So who exactly who is she, this mistress of Atlantis, this priestess with the leastest? She's Antinea, part Tondelayo and part Cobra Woman, living with a leopard by her side, and featuring a smile that could melt stone, yet one that only fools trust. A crafty game of chess shows her at her most sinister, repeating check over and over again like a leopard who has its prey trapped yet keels making it think that it is near freedom until it is too late. In the case of this game, he's the equivalent of both Randolph Scott and Ronald Colman, recently arrived and lost in the desert as he comes across a paradise both intriguing and sinister.
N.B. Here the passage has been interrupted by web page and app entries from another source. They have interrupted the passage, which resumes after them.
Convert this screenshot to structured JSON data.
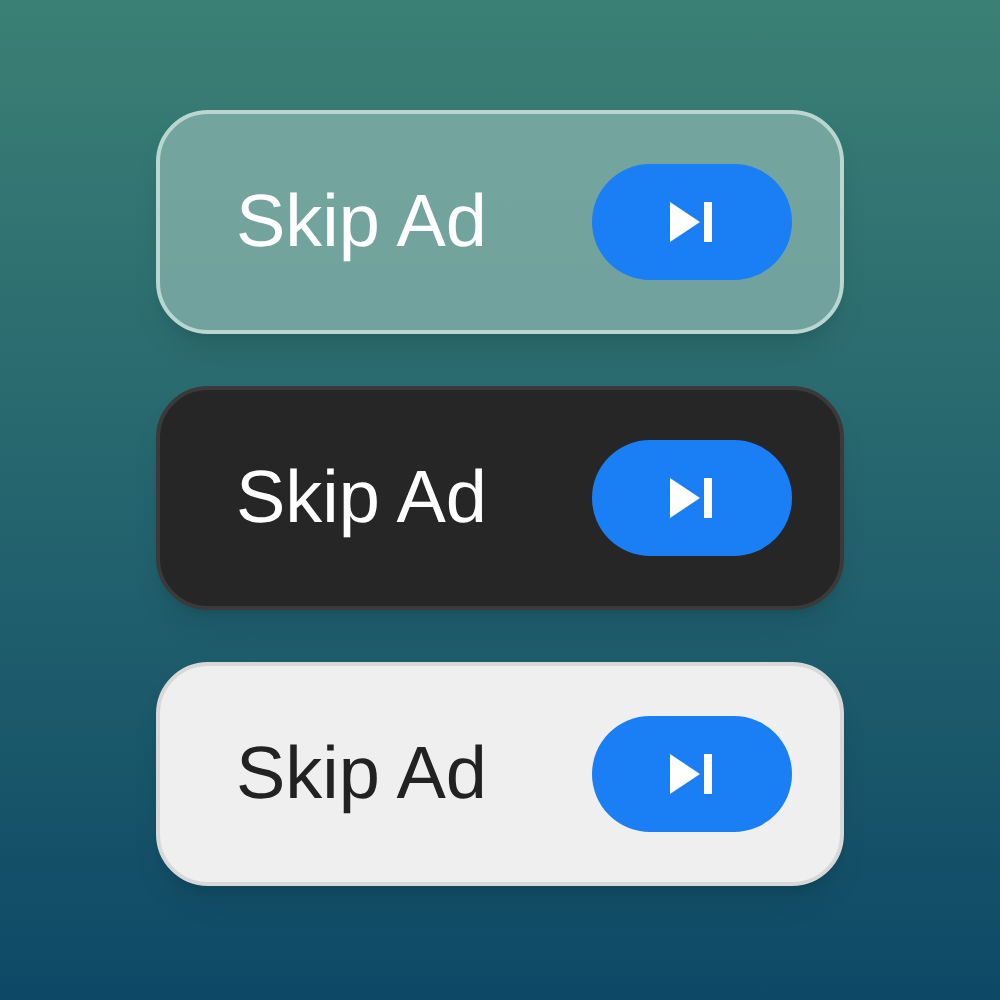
{
  "skip_buttons": [
    {
      "kind": "glass",
      "label": "Skip Ad"
    },
    {
      "kind": "dark",
      "label": "Skip Ad"
    },
    {
      "kind": "light",
      "label": "Skip Ad"
    }
  ]
}
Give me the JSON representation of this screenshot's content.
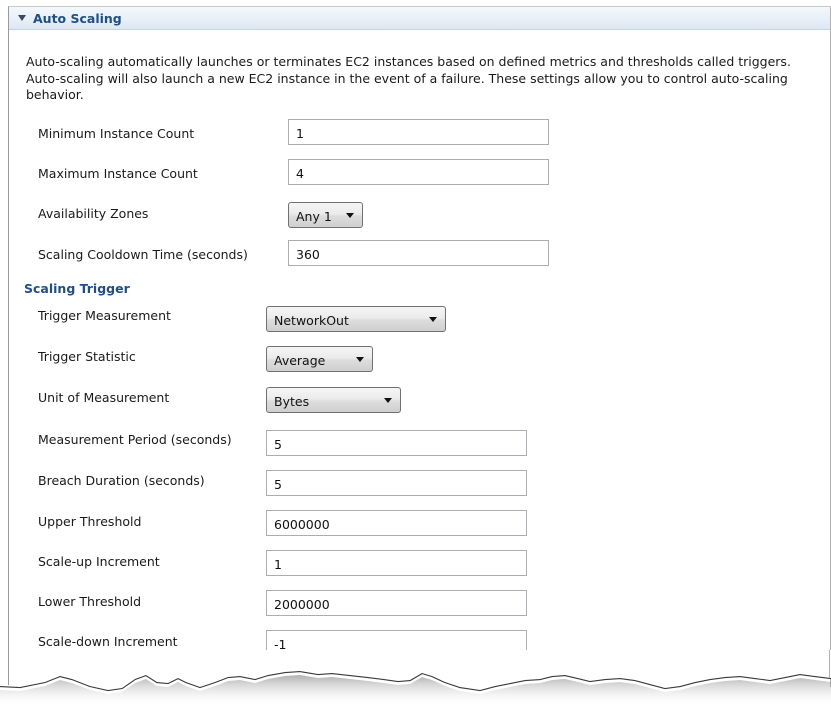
{
  "section": {
    "title": "Auto Scaling",
    "description": "Auto-scaling automatically launches or terminates EC2 instances based on defined metrics and thresholds called triggers. Auto-scaling will also launch a new EC2 instance in the event of a failure. These settings allow you to control auto-scaling behavior."
  },
  "auto_scaling": {
    "min_instance": {
      "label": "Minimum Instance Count",
      "value": "1"
    },
    "max_instance": {
      "label": "Maximum Instance Count",
      "value": "4"
    },
    "availability_zones": {
      "label": "Availability Zones",
      "value": "Any 1"
    },
    "cooldown": {
      "label": "Scaling Cooldown Time (seconds)",
      "value": "360"
    }
  },
  "trigger": {
    "title": "Scaling Trigger",
    "measurement": {
      "label": "Trigger Measurement",
      "value": "NetworkOut"
    },
    "statistic": {
      "label": "Trigger Statistic",
      "value": "Average"
    },
    "unit": {
      "label": "Unit of Measurement",
      "value": "Bytes"
    },
    "period": {
      "label": "Measurement Period (seconds)",
      "value": "5"
    },
    "breach": {
      "label": "Breach Duration (seconds)",
      "value": "5"
    },
    "upper": {
      "label": "Upper Threshold",
      "value": "6000000"
    },
    "scale_up": {
      "label": "Scale-up Increment",
      "value": "1"
    },
    "lower": {
      "label": "Lower Threshold",
      "value": "2000000"
    },
    "scale_down": {
      "label": "Scale-down Increment",
      "value": "-1"
    }
  },
  "icons": {
    "twistie": "triangle-down-icon",
    "dropdown": "chevron-down-icon"
  },
  "colors": {
    "header_text": "#1f4e8a",
    "header_bg": "#dde8f3"
  }
}
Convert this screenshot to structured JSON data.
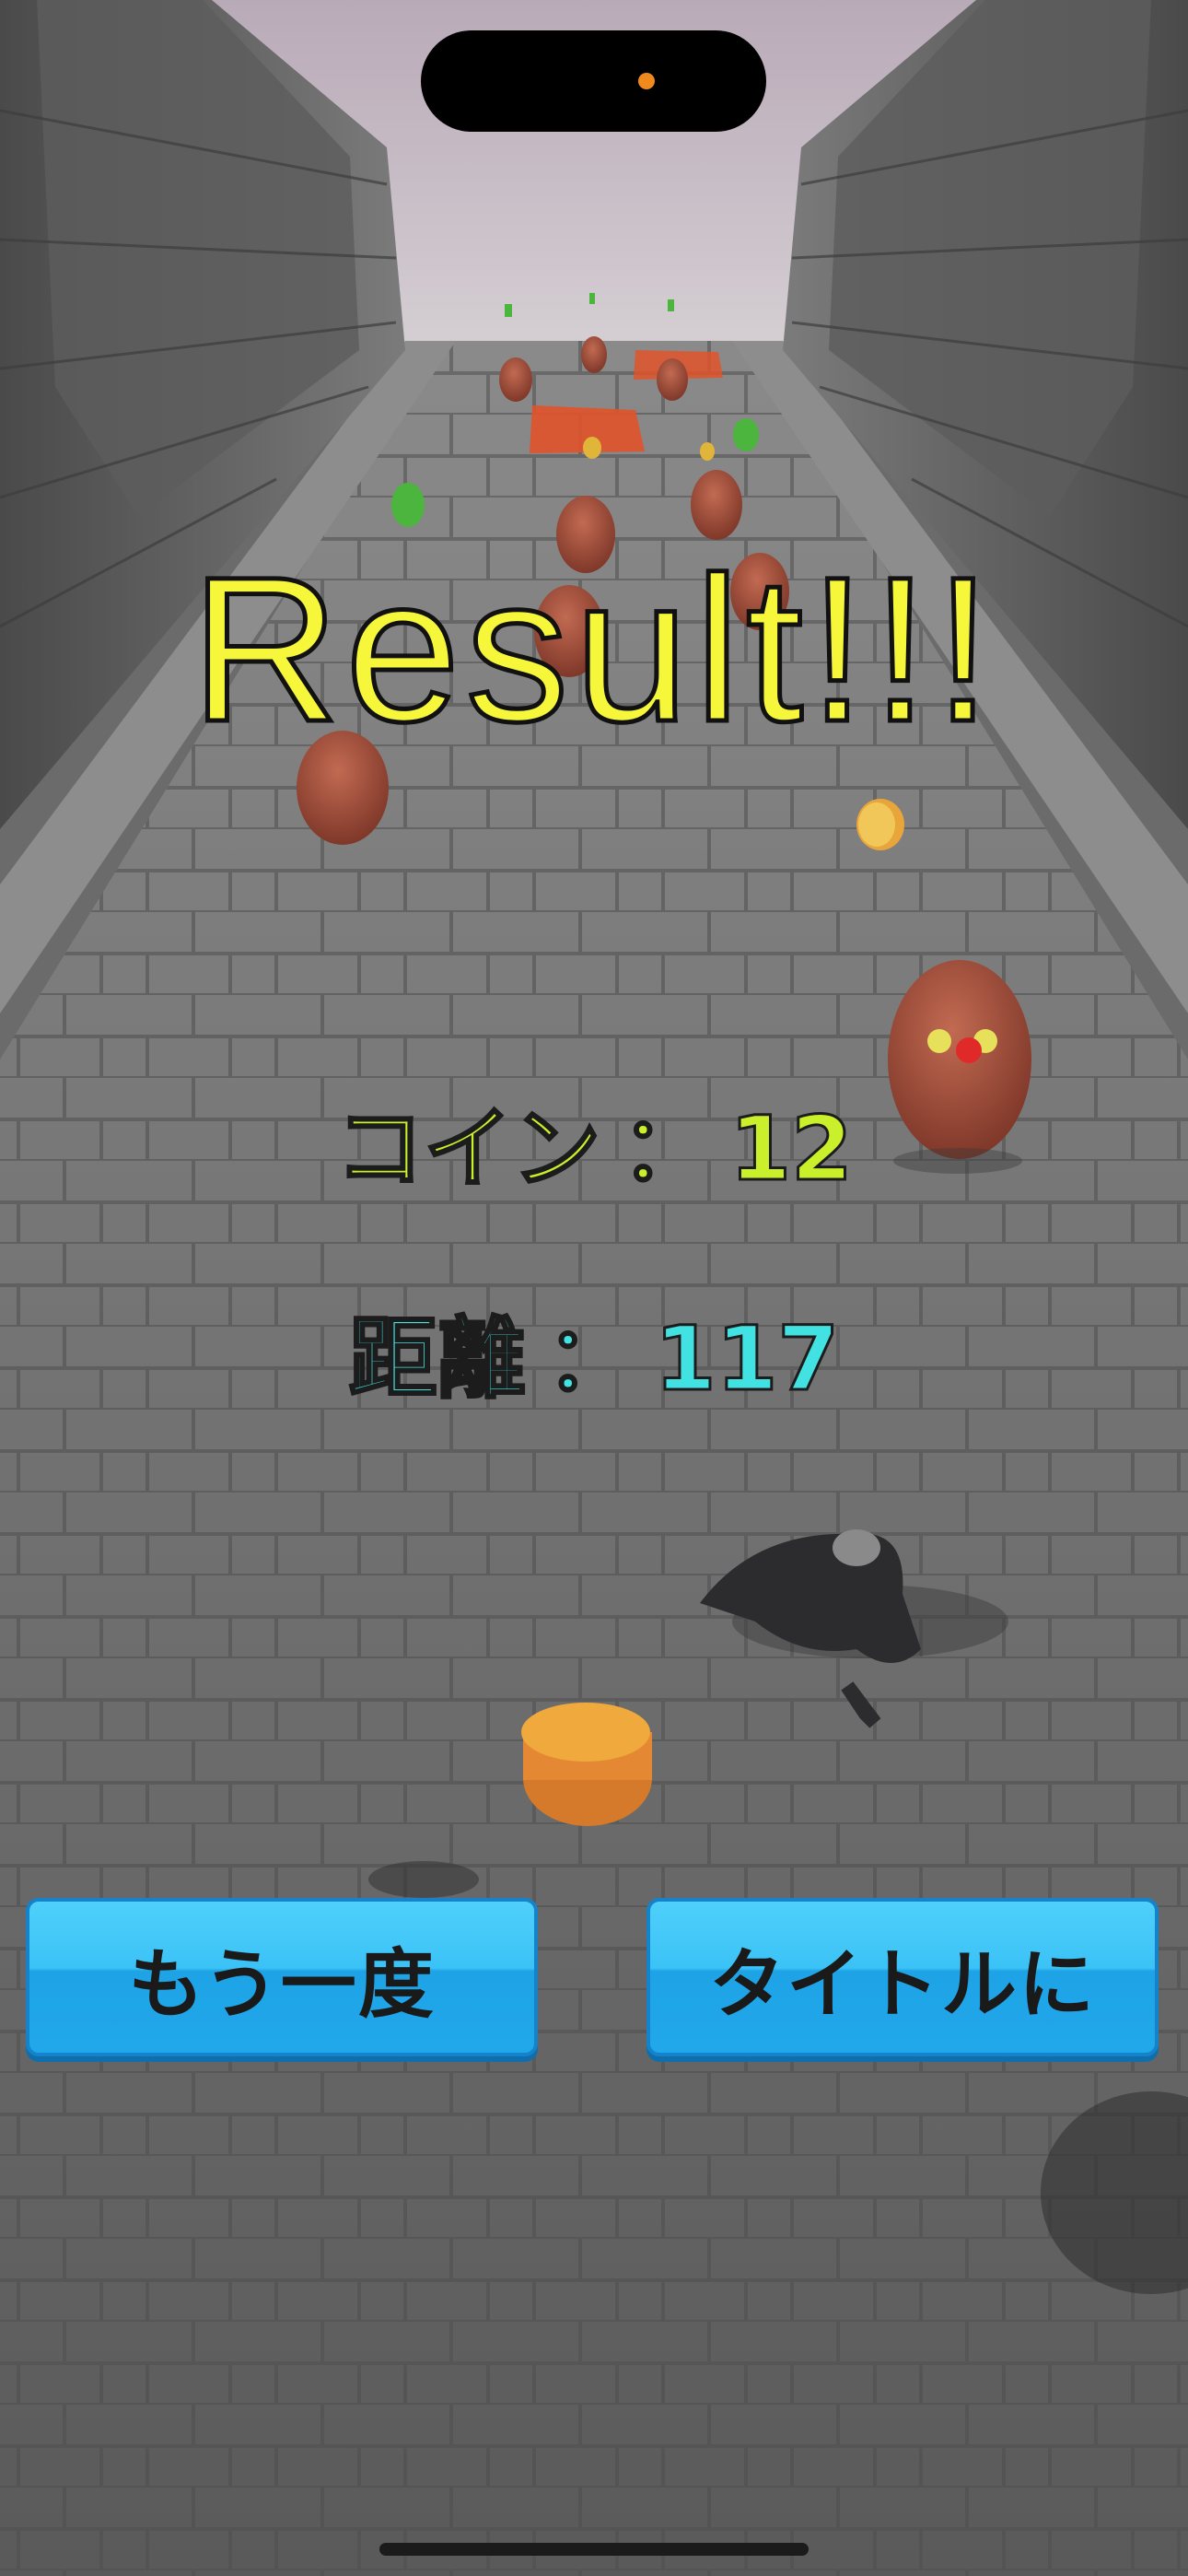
{
  "result_title": "Result!!!",
  "stats": {
    "coin_label": "コイン",
    "coin_separator": "：",
    "coin_value": "12",
    "distance_label": "距離",
    "distance_separator": "：",
    "distance_value": "117"
  },
  "buttons": {
    "retry_label": "もう一度",
    "title_label": "タイトルに"
  },
  "colors": {
    "title_text": "#f6f63a",
    "coin_text": "#c9f02a",
    "distance_text": "#43e2e2",
    "button_fill": "#3bc2f6",
    "status_dot": "#f08a1c"
  }
}
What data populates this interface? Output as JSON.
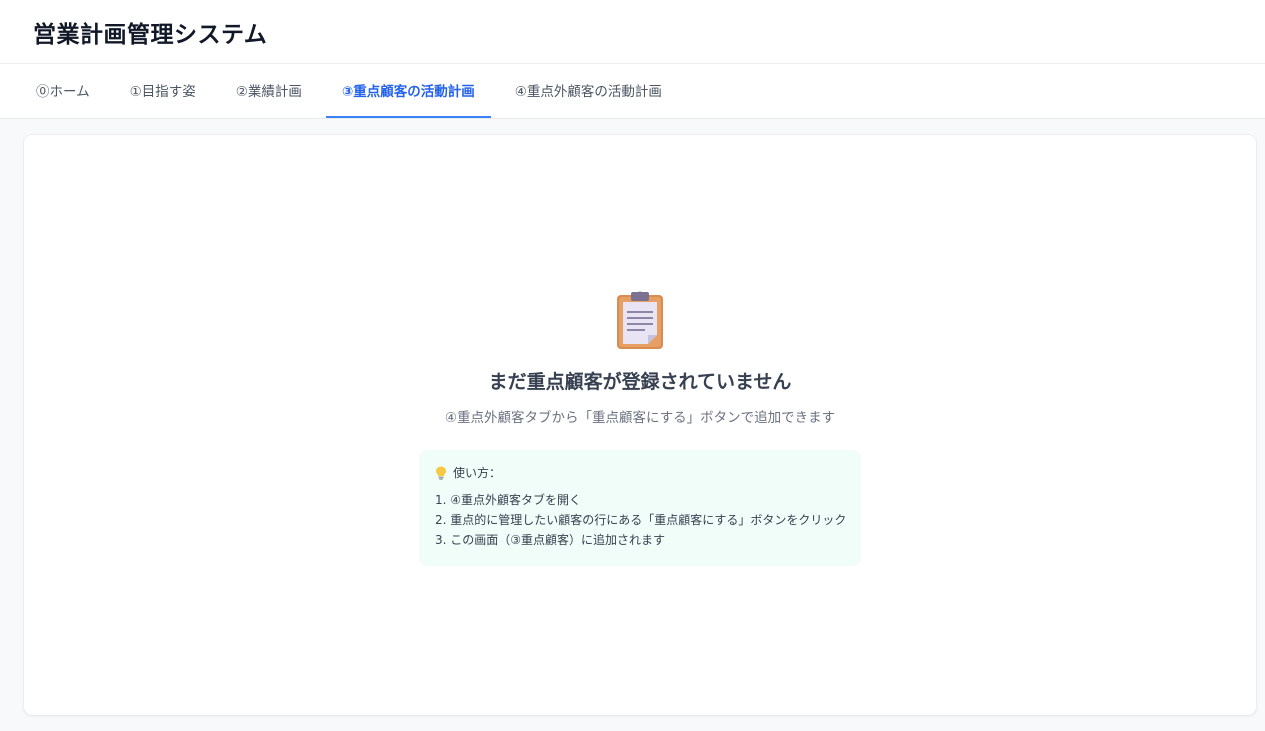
{
  "app": {
    "title": "営業計画管理システム"
  },
  "tabs": [
    {
      "label": "⓪ホーム",
      "active": false
    },
    {
      "label": "①目指す姿",
      "active": false
    },
    {
      "label": "②業績計画",
      "active": false
    },
    {
      "label": "③重点顧客の活動計画",
      "active": true
    },
    {
      "label": "④重点外顧客の活動計画",
      "active": false
    }
  ],
  "empty_state": {
    "icon": "clipboard-icon",
    "title": "まだ重点顧客が登録されていません",
    "subtitle": "④重点外顧客タブから「重点顧客にする」ボタンで追加できます"
  },
  "howto": {
    "icon": "lightbulb-icon",
    "heading": "使い方：",
    "steps": [
      "1. ④重点外顧客タブを開く",
      "2. 重点的に管理したい顧客の行にある「重点顧客にする」ボタンをクリック",
      "3. この画面（③重点顧客）に追加されます"
    ]
  },
  "colors": {
    "accent": "#2563eb",
    "tab_underline": "#3b82f6",
    "howto_background": "#f0fdf9",
    "page_background": "#f8f9fb"
  }
}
Bridget Helm isn't quite Helen Gahagan, but she is far from Shangri La's Margo. She is closer to a spoiled school girl used to getting her way no matter what. World culture (including Can Can dancers) are part of the regular culture there, managing to entrance everyone caught in its trap. I believe that it is John Stuart as the captured hero who longs to be escape even though he us intrigued by there. A strange performance by an actor whom I wasn't able to identify just giggles with sinister effeminate behavior yet is portrayed to be in love with a female servant.
Sometimes breathtaking to look at, this just gets furtherly more bizarre as the plot develops. The great G.W. Pabst shows that he had a true artistic sense that didn't always have a common appeal, often pretentious and too high brow. The conclusion made absolutely no sense. As others have suggested, this often seemed like bits and pieces of various ideas tossed together without the benefit of cohesion. I must refer to it then as an artistic let- down where nothing really comes together and the results are unsatisfactory all over.
Review by mark.waltz from the Internet Movie Database.